Your vehicle's gearbox multiplies torque. The engine's cylinders produces strokes with each turn, and this rotates the crankshaft's flywheel. The flywheel turns with only a fraction of the torque necessary to drive the vehicle. The gearbox, better known as the transmission, raises this torque by meshing together differently sized gears. Driveshafts then transmit this torque to the wheels' rotors, turning them and forcing the vehicle forward.
Multiply the force acting on the box's first gear, in Newtons, by the gear's radius, in meters. If, for instance, 3000 Newtons act on a gear with a 0.3 meter radius: 3000 * 0.3 = 900 Newton meters.
Divide the first gear's radius by the second gear's radius. If the second gear has a radius of 0.15 meters: 0.3 / 0.15 = 2. The gearbox's torque ratio is 2:1, and its torque multiplication factor is 2.
Multiply the answer to step 1 by the answer to step 2: 900 * 2 = 1,800 Newton meters. This is the gearbox's output torque.

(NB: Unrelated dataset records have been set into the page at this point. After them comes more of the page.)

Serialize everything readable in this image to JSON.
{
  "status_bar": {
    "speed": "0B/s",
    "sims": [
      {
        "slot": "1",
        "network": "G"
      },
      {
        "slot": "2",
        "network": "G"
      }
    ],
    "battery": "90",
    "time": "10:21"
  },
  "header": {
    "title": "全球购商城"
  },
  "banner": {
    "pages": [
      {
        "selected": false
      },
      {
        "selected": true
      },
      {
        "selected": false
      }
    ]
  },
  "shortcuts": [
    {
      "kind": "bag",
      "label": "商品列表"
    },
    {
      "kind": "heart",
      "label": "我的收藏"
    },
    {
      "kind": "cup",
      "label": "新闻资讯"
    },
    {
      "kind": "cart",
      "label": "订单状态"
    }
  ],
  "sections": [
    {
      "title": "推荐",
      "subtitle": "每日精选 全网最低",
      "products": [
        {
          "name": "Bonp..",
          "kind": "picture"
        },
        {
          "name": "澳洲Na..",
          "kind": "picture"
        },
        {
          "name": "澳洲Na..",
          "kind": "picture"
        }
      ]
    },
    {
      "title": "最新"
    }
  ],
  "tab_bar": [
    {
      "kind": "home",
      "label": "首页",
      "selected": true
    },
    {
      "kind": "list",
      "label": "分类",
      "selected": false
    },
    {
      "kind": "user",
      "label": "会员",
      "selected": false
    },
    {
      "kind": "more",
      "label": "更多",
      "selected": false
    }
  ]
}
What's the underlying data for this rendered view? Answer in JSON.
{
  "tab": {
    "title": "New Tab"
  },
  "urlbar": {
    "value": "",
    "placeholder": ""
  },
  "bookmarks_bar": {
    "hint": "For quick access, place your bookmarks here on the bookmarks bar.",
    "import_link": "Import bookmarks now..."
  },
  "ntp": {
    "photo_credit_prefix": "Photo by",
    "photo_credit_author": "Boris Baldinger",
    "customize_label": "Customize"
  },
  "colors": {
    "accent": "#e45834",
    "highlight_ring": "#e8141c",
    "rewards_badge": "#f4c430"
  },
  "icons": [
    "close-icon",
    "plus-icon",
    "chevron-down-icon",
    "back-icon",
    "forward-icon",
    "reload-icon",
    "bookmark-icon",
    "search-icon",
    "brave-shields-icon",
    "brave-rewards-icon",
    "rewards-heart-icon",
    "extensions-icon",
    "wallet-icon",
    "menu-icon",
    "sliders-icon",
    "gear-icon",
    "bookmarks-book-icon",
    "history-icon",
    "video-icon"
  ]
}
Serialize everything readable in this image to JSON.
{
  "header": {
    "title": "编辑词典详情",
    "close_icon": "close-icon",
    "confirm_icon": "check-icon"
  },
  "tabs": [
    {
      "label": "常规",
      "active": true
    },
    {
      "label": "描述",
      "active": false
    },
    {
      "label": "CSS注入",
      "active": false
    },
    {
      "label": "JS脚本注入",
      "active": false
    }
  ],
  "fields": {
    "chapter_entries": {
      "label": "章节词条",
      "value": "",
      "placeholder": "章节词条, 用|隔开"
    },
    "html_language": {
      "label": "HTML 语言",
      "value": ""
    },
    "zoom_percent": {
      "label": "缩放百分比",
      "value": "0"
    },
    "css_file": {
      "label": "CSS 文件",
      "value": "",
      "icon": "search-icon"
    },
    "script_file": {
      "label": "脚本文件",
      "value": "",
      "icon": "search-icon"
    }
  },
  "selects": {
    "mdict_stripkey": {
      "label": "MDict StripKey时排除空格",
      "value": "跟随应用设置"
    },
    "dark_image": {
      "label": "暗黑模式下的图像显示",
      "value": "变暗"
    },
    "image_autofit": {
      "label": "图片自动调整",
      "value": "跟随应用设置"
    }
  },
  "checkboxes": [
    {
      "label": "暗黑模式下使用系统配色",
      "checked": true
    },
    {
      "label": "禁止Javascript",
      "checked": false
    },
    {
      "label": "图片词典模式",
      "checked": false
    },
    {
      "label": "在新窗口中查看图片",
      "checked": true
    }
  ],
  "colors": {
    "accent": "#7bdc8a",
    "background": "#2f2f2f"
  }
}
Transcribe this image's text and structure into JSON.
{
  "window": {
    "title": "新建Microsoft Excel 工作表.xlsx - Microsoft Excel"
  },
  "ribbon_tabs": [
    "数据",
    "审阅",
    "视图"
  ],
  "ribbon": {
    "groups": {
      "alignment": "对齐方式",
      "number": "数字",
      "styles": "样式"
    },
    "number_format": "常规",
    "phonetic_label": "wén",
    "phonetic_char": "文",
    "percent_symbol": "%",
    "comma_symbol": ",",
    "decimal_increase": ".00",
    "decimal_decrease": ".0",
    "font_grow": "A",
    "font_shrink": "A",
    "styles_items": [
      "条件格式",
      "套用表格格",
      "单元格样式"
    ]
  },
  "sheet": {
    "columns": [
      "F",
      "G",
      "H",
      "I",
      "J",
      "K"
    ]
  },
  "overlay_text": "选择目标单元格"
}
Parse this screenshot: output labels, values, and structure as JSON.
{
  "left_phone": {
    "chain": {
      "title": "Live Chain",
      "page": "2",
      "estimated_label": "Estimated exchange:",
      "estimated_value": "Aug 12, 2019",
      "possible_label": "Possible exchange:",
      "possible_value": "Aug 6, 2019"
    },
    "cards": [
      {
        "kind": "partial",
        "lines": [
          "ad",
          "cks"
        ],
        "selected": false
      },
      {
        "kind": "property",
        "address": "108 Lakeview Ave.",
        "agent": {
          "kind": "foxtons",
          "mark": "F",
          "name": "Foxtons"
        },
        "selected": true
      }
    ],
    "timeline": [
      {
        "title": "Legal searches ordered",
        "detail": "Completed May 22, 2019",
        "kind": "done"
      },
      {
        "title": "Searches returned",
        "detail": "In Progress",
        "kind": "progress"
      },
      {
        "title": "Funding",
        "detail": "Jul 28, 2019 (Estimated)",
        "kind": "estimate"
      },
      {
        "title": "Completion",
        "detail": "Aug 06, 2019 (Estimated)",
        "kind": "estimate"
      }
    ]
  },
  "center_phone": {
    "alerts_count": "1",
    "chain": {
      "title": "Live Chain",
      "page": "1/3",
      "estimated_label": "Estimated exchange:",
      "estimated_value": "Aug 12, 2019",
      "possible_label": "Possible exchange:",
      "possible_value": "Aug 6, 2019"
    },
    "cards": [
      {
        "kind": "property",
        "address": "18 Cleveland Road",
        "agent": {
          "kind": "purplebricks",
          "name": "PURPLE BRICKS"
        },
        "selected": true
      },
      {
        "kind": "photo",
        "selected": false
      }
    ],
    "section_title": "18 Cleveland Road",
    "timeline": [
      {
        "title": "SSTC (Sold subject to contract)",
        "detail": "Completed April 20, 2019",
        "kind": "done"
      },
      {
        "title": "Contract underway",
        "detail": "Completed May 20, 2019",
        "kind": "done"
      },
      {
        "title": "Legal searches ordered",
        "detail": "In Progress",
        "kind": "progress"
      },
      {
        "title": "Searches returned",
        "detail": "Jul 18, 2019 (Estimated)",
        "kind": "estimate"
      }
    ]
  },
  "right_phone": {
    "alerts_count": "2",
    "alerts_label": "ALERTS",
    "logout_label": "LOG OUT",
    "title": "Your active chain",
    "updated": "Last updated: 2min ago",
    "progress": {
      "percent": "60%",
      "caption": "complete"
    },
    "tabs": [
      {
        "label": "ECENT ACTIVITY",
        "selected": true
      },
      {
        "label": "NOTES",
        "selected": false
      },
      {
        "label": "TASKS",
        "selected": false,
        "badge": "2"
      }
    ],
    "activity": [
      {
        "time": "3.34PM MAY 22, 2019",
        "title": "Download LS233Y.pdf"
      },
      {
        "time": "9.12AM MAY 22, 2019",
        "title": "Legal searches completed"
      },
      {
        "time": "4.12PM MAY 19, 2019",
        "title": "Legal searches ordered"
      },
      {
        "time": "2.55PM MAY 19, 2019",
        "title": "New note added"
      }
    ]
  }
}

If you know your gear ratio, use it in step 2 rather than calculating it.